(2) Every Sub-lease made by a tenant in contravention of the provisions of this Act, other than a Sub-lease which is void under Sub-section (1) shall be voidable at the option of the landholder.'
and Sub-clause (2) of Section 39 is as follows :
'(21 No tenant of sir and no sub-tenant shall sub-let the whole or any part of his holding.'
5. Thus it is only leases by tenants of sir and by Sub-tenants that are forbiddan. There is nothing to prevent any other class of persons in possession of land from granting sub-leases thereof. Thus a muafidar can grant' a sub-lease.
6. Moreover Section 180 does not deal with a case of sub-leases only but it refers to a person entitled to admit another to occupy such plot. Any person in possession of a plot of land is entitled to admit another person to occupy that plot and the object of Section 180 was that so far as possible all matters relating to tenancy land should be disposed of by the revenue courts. Efforts should be made so to construe the enactment as to give effect to its real objective and in the present case the words used are, in view of the provisions of the enactment which I have already quoted, easily capable of being given the meaning which would bar such a suit as the present one being brought in any court other than a revenue court.
7. It was also contended on behalf of the appellant that Section 198 makes certain provisions of the Tenancy Act applicable to muafidars but that Section 180 is not one of these provisions. The argument proceeded that the inclusion of certain sections meant the exclusion of others. This argument is a perfectly correct argument but it fails to notice that the word 'tenant' is not used anywhere in. Section 180 of the U. P. Tenancy Act and that the provisions, to which effect is given by Section 198, were provisions relating to hereditary tenants. Since by the definition of the word 'tenant' contained in Section 3, Sub-section (23) a muafidar would not be deemed to be a tenant, he would not be entitled tothe benefits of the sections referred to in Section 198, unless such provision was made to that effect. It was for this reason that Section 198 was enacted. It cannot exclude from application sections which are couched in general language like Section 180 and are not confined to suits by hereditary tenants.
8. It was also contended that in the presentcase there was no assertion in the plaint that any dispute as to tenancy had arisen before the suit was filed. The case of -- D. N. Rege v. Muhammad Haider : AIR1946All379 was relied upon. That case related to an entirely different set of circumstances and has no application to the present case. That was a case based upon an earlier Pull Bench decision in which it was laid down before the amendment of the U. P. Tenancy Act in 1947 that the forum depended upon the allegations contained in the plaint. If those allegations indicated that the suit was against a person who was alleged to be a tenant or who had claimed tenancy rights before the institution of the suit, the revenue court would be the proper court to decide the point. We are not concerned with the old Section 180 but with the. new Section 180 and this has made matters quite clear. That decision, therefore, cannot help the appellant.
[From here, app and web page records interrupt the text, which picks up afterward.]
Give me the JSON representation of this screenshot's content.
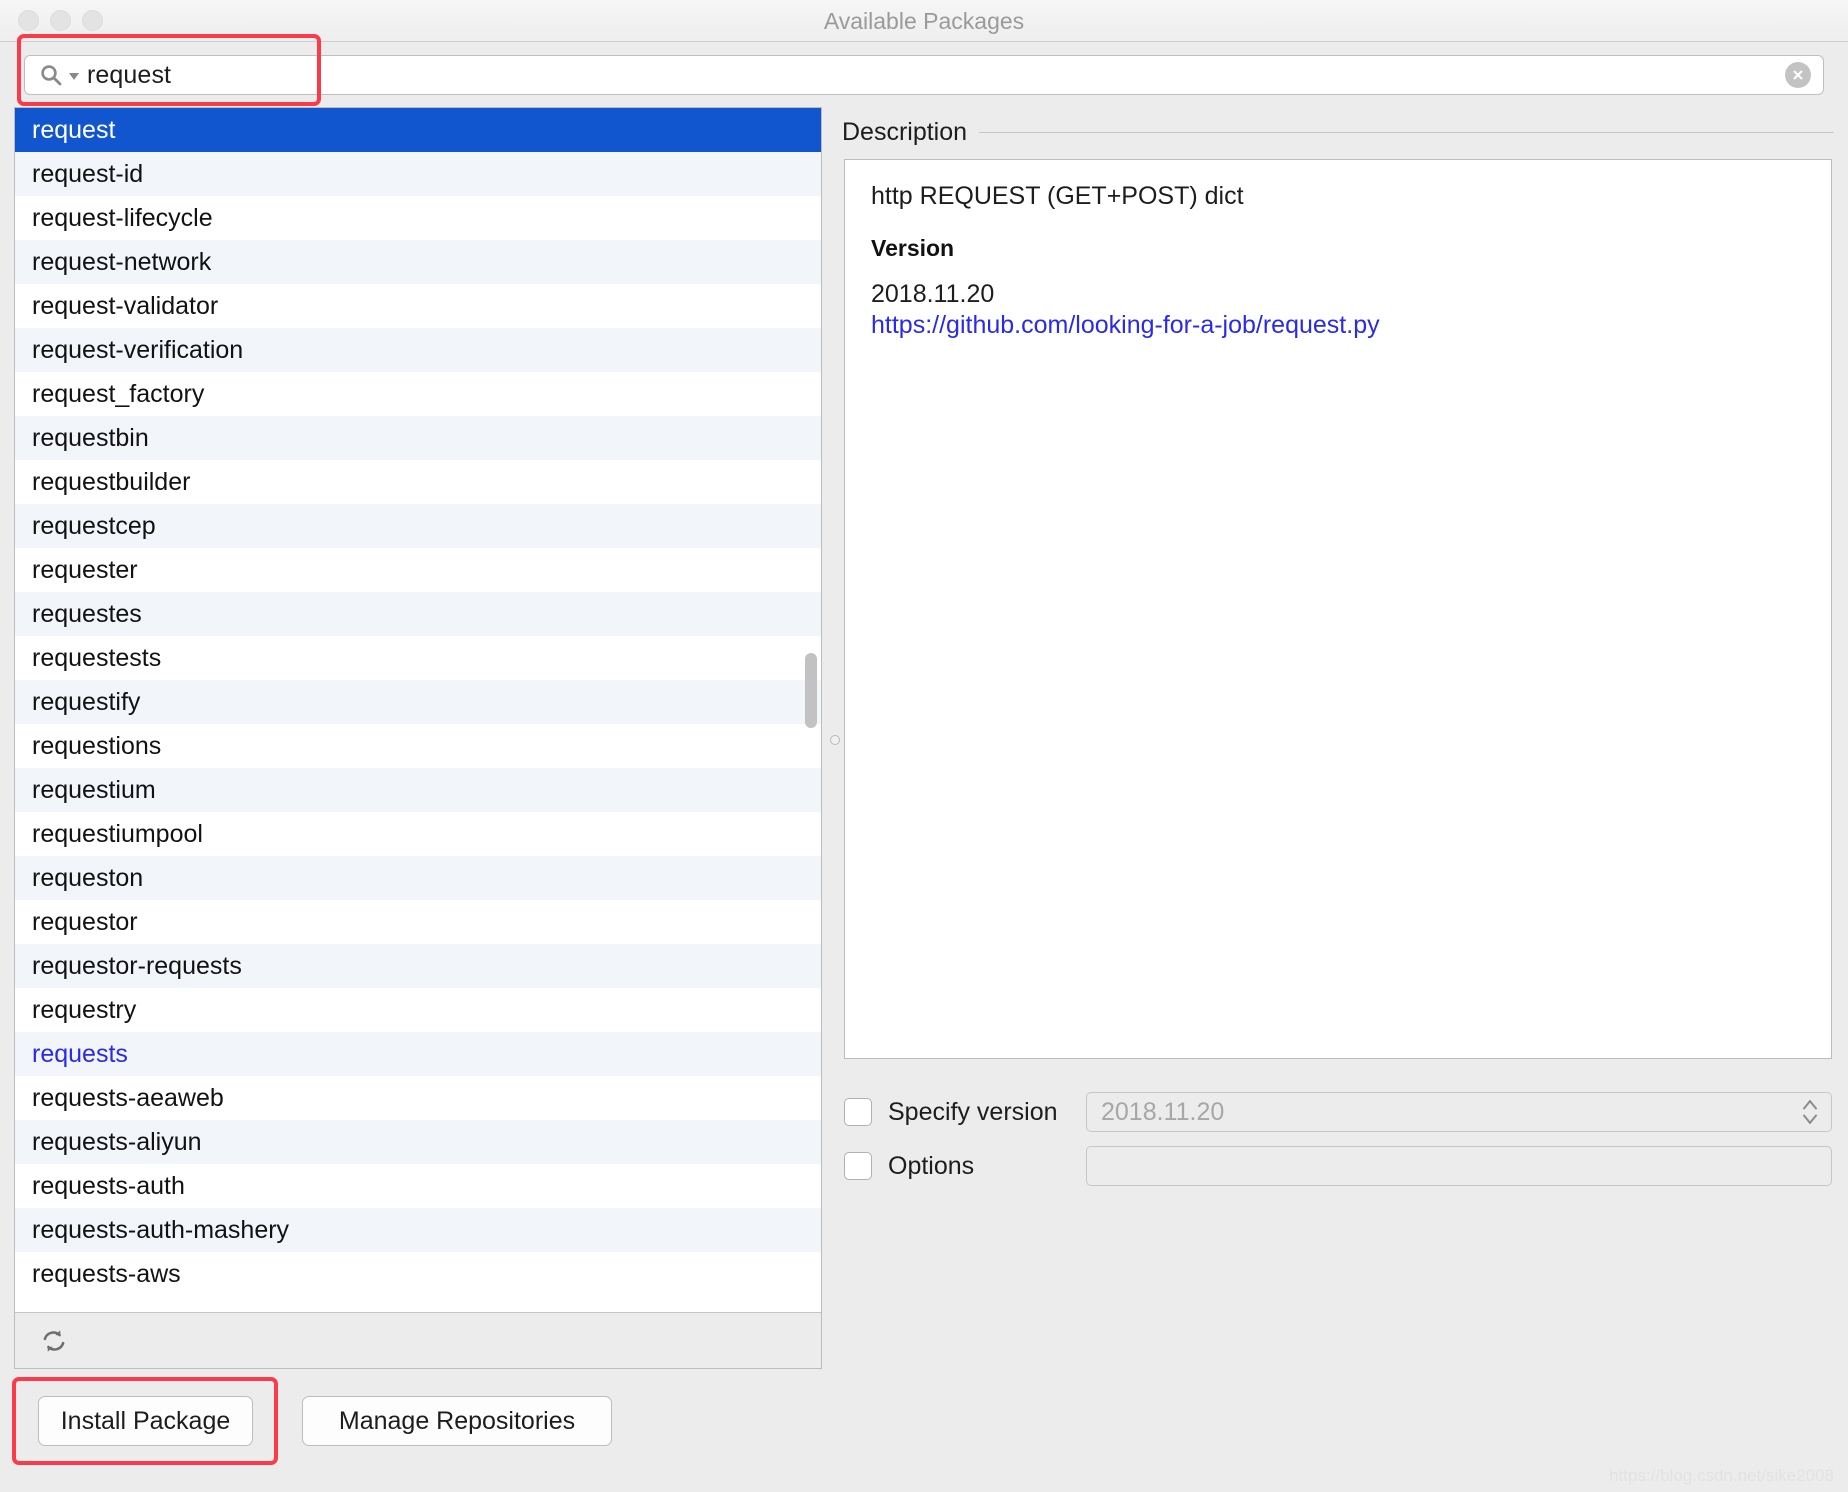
{
  "window": {
    "title": "Available Packages",
    "traffic_lights": [
      "close",
      "minimize",
      "zoom"
    ]
  },
  "search": {
    "value": "request",
    "placeholder": "",
    "icon": "search-icon",
    "dropdown_icon": "caret-down-icon",
    "clear_icon": "clear-circle-icon"
  },
  "package_list": {
    "selected": "request",
    "installed": [
      "requests"
    ],
    "items": [
      "request",
      "request-id",
      "request-lifecycle",
      "request-network",
      "request-validator",
      "request-verification",
      "request_factory",
      "requestbin",
      "requestbuilder",
      "requestcep",
      "requester",
      "requestes",
      "requestests",
      "requestify",
      "requestions",
      "requestium",
      "requestiumpool",
      "requeston",
      "requestor",
      "requestor-requests",
      "requestry",
      "requests",
      "requests-aeaweb",
      "requests-aliyun",
      "requests-auth",
      "requests-auth-mashery",
      "requests-aws"
    ],
    "footer": {
      "refresh_icon": "refresh-icon"
    }
  },
  "description": {
    "legend": "Description",
    "summary": "http REQUEST (GET+POST) dict",
    "version_heading": "Version",
    "version": "2018.11.20",
    "url": "https://github.com/looking-for-a-job/request.py"
  },
  "options": {
    "specify_version": {
      "label": "Specify version",
      "checked": false,
      "value": "2018.11.20"
    },
    "options_field": {
      "label": "Options",
      "checked": false,
      "value": ""
    }
  },
  "buttons": {
    "install": "Install Package",
    "manage": "Manage Repositories"
  },
  "watermark": "https://blog.csdn.net/sike2008",
  "colors": {
    "selection_blue": "#1155cf",
    "link_blue": "#2a2ae8",
    "annotation_red": "#fb3b4a",
    "row_alt": "#f2f5fa",
    "chrome": "#ececec"
  }
}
9. Since the present suit is covered by Section 180 of the U. P. Tenancy Act and it had not been decided by the trial Court till long after the enforcement of the amendment made to Section 180 it was the revenue court that had jurisdiction to decide the case. The order of the lower appellate Court, therefore, that the plaint should be returned for presentation to the proper court is the proper order and cannot be set aside.
10. This appeal, therefore, fails and is dismissed with costs.